The Arizona Republic, desperate for something to squeeze between the ads as more reporters get laid off, started running a new, syndicated column today by greener-than-thou marketer Danny Seo. Seo's like a cross between Heloise, Martha Stewart and Al Gore -- he wants to save Earth by sma ... More >>
Phoenix-based property management company Pro Properties, Inc. must pay a $7,500 fine for failing to provide federally required lead-warning statements to renters of at some of its properties. The company's failure to disclose violates the U.S. Residential Lead-Based Paint Hazard Re ... More >>
The county power struggle continues as Maricopa County Supervisors announce plans to retain former County Attorney Rick Romley as a bulwark against current County Attorney Andrew Thomas. Which side are you rooting for? Fabian Cota, head of the Mesa police union, is under inv ... More >>
Paint it green
The real deal
Supersunnyspeedgraphic: The LP
Despite a lot of hoopla at the beginning of Napolitano's administration, environmental protections for kids have not improved much
A Hopi leader fought a lonely battle to stop a mining company from stealing water that helped build Phoenix. He succeeded.

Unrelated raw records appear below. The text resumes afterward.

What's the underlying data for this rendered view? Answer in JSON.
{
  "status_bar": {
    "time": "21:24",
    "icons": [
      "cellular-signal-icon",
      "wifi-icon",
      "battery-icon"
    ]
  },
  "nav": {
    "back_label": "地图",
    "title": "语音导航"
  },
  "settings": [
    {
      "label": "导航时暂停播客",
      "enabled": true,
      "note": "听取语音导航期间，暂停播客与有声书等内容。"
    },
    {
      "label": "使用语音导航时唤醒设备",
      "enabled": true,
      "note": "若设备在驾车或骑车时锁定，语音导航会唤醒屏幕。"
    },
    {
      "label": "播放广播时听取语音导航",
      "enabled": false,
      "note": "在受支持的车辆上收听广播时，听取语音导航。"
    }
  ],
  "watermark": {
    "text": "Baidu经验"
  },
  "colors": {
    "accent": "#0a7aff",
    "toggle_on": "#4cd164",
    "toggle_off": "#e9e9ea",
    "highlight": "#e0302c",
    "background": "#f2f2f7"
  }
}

Finally
Phoenix's sewer crisis has gone unnoticed by most toilet users, but it's the talk of sewage experts nationwide
Letters from the issue of Thursday, June 9, 2005
When environmentalists attacked, rancher Jim Chilton used the best ammunition he could find -- and it came from his enemy

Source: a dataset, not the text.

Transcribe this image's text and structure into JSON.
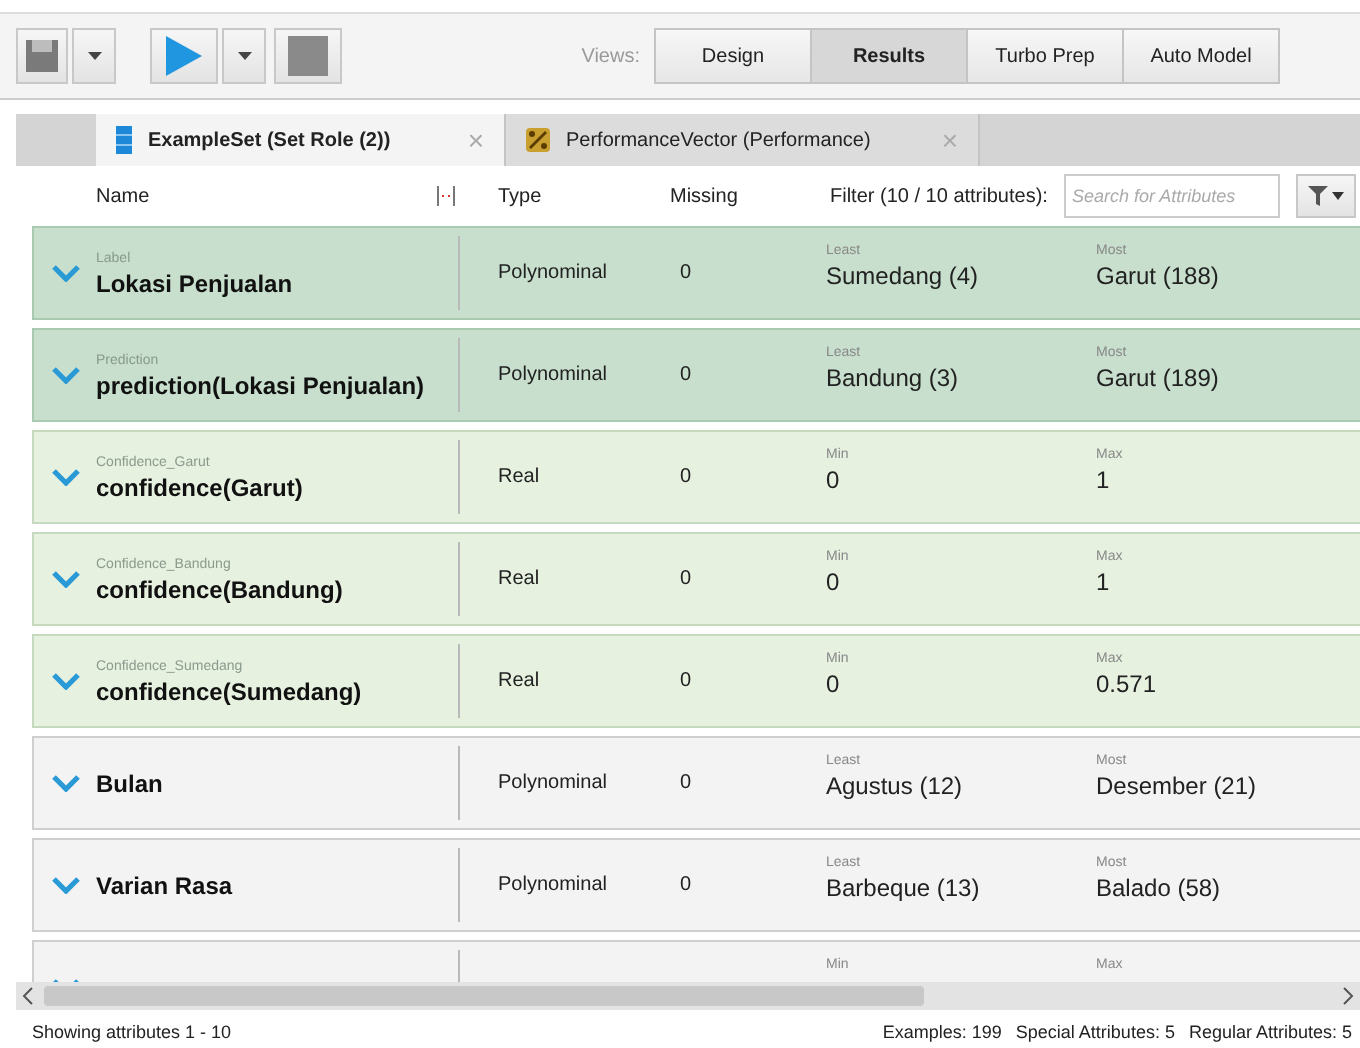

George Johnson is quickly becoming the most notorious developer in Arizona
All of a sudden, the City of Phoenix wants a chronic polluter to stick around. What gives?
Rick Renzi's hoping people buy his line that an amendment he's sponsoring has nothing to do with his father's defense business
State prison officials wanted tons of deadly asbestos to disappar. So they made the inmates do the job.
The Zuni tribe's plans for Phoenix billboards were abruptly canceled by Clear Channel
The Spike clears up tale of the tortoises and the harebrained
Letters from the week of January 16, 2003
The new governor appears to have double-crossed environmental supporters in choosing some new agency heads.
A water dispute puts both the economy and the environment at risk